This shot demonstrates the depth, variety and contrasts at this event: the Fiat Multipla is charming and ultra funky, but not fast. The Le Mans liveried Ford GT just behind and left is fabulous for a bunch of different reasons, among them being VERY fast.
Check out the soothing period colors on this lovely Moggie.
This wonderfully patinated old Chevy stepside got as much attention as any of the Ferraris did. And credit to Art Center for displaying it.
Lots of Italian variety.
Several times in its storied history, Cadillac has done joint ventures with Italian design and production houses — check out this Ghia bodied Fleetwood. Now that’s ItaloAmerican!

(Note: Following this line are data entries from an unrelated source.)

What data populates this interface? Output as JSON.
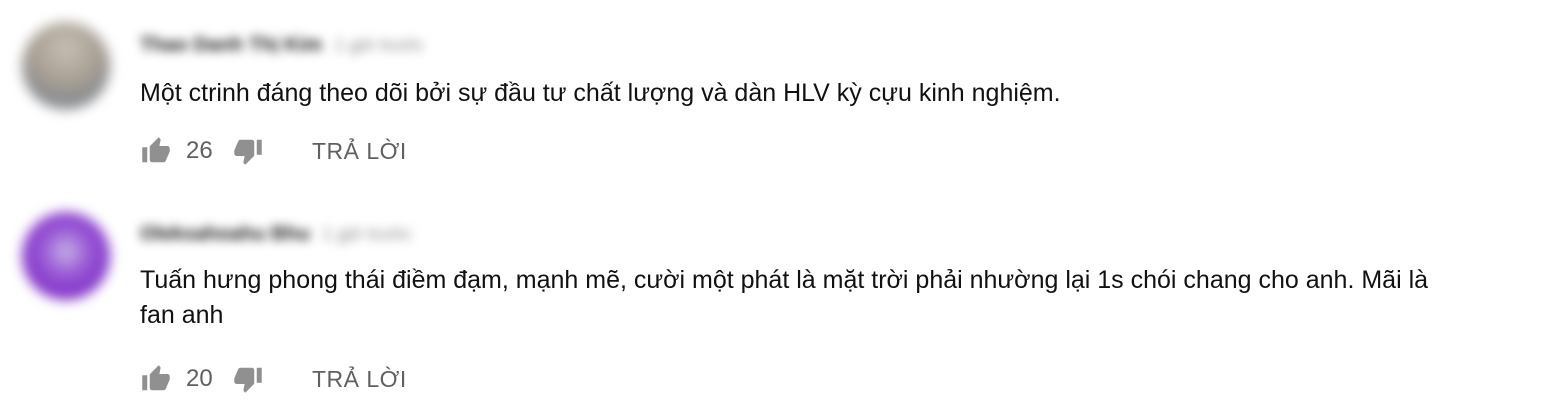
{
  "comments": [
    {
      "author": "Thao Danh Thị Kim",
      "timestamp": "1 giờ trước",
      "text": "Một ctrinh đáng theo dõi bởi sự đầu tư chất lượng và dàn HLV kỳ cựu kinh nghiệm.",
      "likes": "26",
      "reply_label": "TRẢ LỜI",
      "icons": {
        "like": "thumb-up-icon",
        "dislike": "thumb-down-icon"
      }
    },
    {
      "author": "Oleksahoahu Bhu",
      "timestamp": "1 giờ trước",
      "text": "Tuấn hưng phong thái điềm đạm, mạnh mẽ, cười một phát là mặt trời phải nhường lại 1s chói chang cho anh. Mãi là fan anh",
      "likes": "20",
      "reply_label": "TRẢ LỜI",
      "icons": {
        "like": "thumb-up-icon",
        "dislike": "thumb-down-icon"
      }
    }
  ],
  "colors": {
    "text": "#111111",
    "secondary": "#606060",
    "icon": "#909090",
    "avatar_1": "#a7a39c",
    "avatar_2": "#8436c9"
  }
}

There were Studebaker Silver Hawks, Golden Haws, and Flight Hawks, like this fabulous ’56. You may or may not like the Mercedesesque grille on these models, but the body lines are tight, compact and very European for the day. I’d own this in a minute.
The roster of Ferraris on show was deep and dazzling. Check out this spectacular Touring bodied 1951 340 American Berlinetta Coupe.
Yes of course that’s me in the dark colored ballcap, standing between the two Daytonas, drooling like a fool. Mio Macchina Favorito!
What did Jay bring? His Yenko Corvair Stinger, of course…
and here’s Mr. Leno himself giving tours of his very special little Chevy.
Embarrassment of riches: My friend Jerry Rosenstock’s small-block Cobra is very American, but looks perfect in this Italianette color combo of Blue Sera over red inside. Someday, I’m going to steal this from his house…
Every car designer I know loves the deTomaso Mangusta, and several of them even own one.
Talk about a Great American Hero; wish the hood was down so you could really appreciate the design, style, and proportional perfection of this 1940 Lincoln Continental Zephyr Convertible, the development of which was driven by Henry Ford’s inspired only son, Edsel Ford.
Many consider the F40 to be Ferrari’s ultimate hypercar.
Not a line or a curve out of place on this Pininfarina designed 246 Dino coupe.
Two of America’s best ever car designs in just one little photo, the seminal ’56-57 Continental Mk II and the original Studebaker Avanti, some of which is seen at right, and both bright white today.
Time for some French you say? I say OK. This is without doubt the nicest Citroen Traction Avant I’ve ever seen. With just a hint of Stewart Reed’s Citroen SM at right.
And now for the whole thing, with some other great Frenchness behind.
I don’t know anything about this wonderful Indy style roadster, but I will make it a point to find out. Immaculate, and perfectly presented.
OK one more bit of French strange; check out the corrugated box on the back of the 2CV at right — is it any wonder these things were nicknamed “tin snails?” No it ain’t.
More ItaloAmerican greatness, with Rita Hayworth’s Ghia bodied Caddy at left, and a 1954 Chrysler GS-1 Special in blue on the right.
As usual, some of the most interesting cars were out in the parking lot. There was a student’s parking lot with some great cars on show.
Can’t imagine this Espada belonging to a “starving design student” but it was great to see no matter.
Check out the perfect license plate on this new Shelby.
Yes, a Nissan PAO. Where you gonna find another one.